▶ TASK TO COMPLETE
Say how many lines below hold the word "name"; give the number by itself.

─── DATA FOR THE TASK ───

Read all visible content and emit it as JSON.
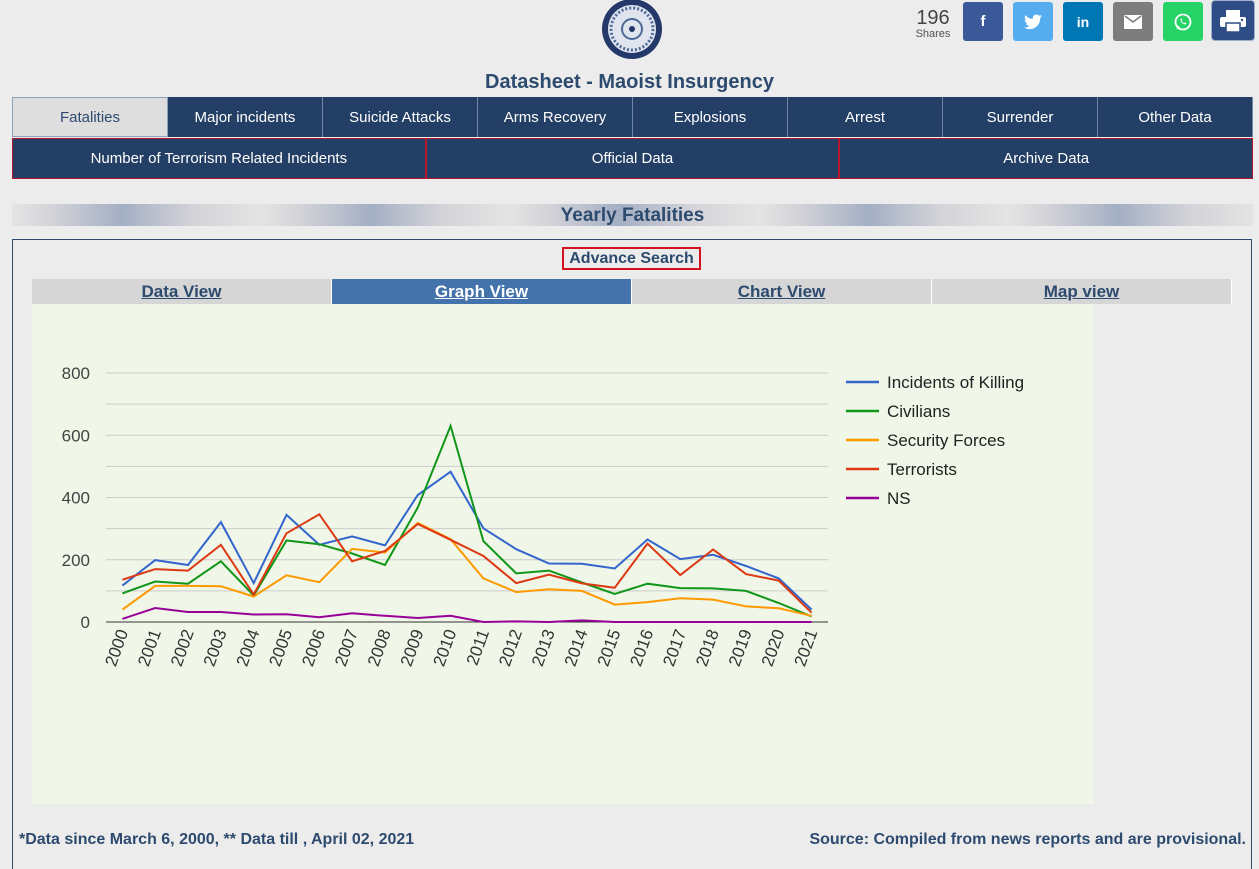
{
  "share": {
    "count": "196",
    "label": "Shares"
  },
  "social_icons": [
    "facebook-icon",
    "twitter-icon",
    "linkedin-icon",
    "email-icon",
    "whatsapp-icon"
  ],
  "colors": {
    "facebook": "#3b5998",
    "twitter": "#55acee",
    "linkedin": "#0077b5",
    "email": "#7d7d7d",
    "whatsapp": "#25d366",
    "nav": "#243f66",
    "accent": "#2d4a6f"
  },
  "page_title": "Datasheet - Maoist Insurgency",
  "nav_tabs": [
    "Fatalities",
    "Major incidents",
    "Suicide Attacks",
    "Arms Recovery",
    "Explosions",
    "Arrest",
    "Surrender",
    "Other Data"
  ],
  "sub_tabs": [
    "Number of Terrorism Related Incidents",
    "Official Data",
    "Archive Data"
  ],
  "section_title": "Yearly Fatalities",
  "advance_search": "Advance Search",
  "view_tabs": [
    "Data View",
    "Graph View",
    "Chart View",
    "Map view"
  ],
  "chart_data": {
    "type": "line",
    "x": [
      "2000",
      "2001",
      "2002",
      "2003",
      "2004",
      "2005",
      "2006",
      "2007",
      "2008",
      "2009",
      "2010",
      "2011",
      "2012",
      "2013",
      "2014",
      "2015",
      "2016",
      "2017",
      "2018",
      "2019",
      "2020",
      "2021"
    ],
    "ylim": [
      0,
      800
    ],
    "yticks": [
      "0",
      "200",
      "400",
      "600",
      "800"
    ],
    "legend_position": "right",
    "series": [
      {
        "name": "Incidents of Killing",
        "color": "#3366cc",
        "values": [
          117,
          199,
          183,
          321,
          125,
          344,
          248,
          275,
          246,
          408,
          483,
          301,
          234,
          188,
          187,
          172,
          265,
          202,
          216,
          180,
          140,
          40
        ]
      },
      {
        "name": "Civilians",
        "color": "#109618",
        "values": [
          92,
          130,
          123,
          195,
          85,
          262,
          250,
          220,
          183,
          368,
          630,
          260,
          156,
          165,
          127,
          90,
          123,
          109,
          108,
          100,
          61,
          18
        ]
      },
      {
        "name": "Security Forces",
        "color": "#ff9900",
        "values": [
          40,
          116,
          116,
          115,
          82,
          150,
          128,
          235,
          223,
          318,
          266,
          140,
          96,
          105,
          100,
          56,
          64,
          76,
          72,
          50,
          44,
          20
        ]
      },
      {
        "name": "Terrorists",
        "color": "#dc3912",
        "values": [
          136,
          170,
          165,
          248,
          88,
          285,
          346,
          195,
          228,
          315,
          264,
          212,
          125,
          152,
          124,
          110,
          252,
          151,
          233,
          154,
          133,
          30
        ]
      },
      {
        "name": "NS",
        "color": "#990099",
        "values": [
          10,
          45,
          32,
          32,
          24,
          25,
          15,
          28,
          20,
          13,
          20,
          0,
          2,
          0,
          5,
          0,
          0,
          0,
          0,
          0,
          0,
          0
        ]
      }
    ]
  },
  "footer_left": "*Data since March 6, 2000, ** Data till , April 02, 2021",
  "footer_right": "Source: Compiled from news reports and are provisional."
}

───
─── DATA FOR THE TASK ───

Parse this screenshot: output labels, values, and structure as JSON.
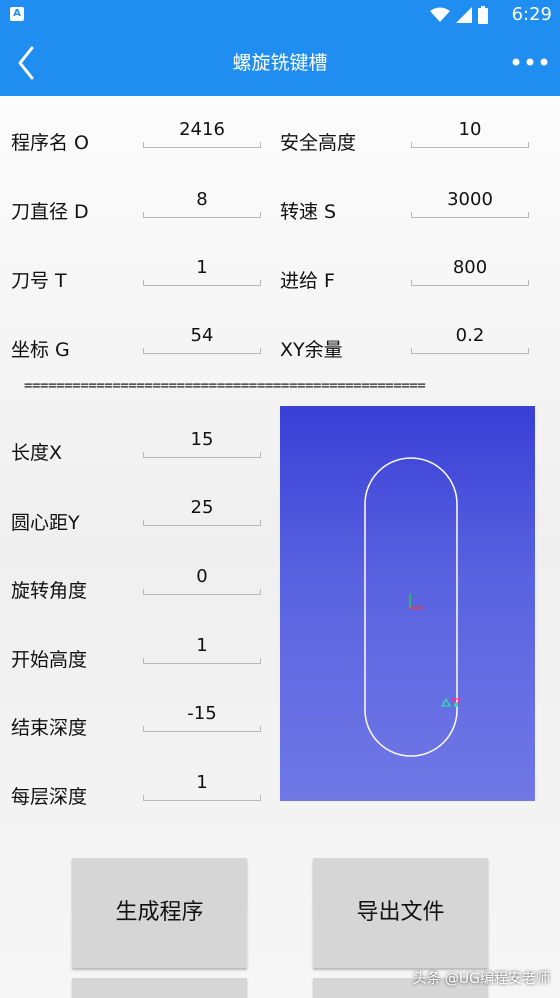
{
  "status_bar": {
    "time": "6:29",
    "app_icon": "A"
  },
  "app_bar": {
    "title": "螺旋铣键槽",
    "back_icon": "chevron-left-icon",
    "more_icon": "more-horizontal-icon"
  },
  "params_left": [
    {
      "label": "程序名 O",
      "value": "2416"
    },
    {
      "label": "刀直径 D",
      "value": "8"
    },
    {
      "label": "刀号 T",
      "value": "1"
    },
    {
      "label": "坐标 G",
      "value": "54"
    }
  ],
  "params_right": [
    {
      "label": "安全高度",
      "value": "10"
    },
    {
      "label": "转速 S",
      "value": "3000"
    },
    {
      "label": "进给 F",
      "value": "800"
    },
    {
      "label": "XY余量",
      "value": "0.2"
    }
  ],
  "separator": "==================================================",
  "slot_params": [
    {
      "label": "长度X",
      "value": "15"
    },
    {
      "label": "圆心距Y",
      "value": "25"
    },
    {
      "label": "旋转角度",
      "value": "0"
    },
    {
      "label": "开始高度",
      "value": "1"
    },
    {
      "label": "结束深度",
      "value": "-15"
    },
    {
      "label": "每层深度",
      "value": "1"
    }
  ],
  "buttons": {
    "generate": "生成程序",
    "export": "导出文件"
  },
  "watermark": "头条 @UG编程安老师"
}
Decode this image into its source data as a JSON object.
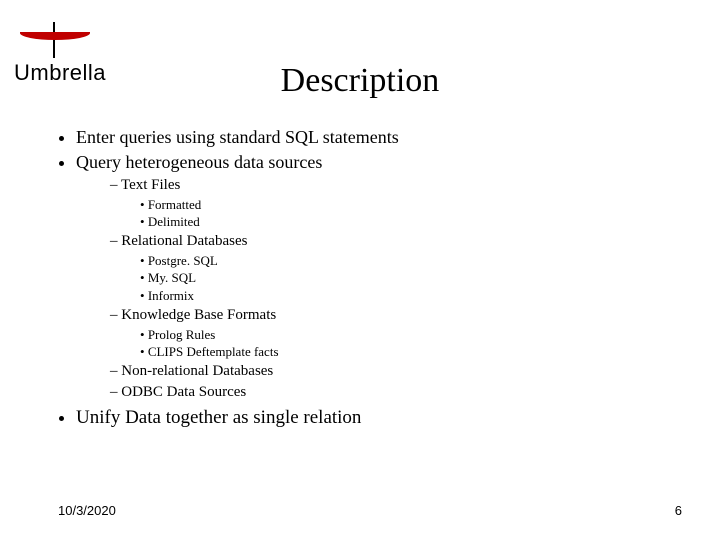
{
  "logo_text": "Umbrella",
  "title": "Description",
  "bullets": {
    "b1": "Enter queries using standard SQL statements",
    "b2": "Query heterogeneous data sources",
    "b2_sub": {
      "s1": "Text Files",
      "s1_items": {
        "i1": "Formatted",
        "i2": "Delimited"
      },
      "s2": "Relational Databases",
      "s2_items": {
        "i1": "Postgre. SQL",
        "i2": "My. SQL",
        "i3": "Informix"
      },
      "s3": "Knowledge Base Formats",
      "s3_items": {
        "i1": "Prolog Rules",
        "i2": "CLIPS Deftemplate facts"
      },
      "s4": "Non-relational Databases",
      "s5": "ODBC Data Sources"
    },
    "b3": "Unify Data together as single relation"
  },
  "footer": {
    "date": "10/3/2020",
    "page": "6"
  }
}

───

▶ SOLUTION FOR THIS TASK
5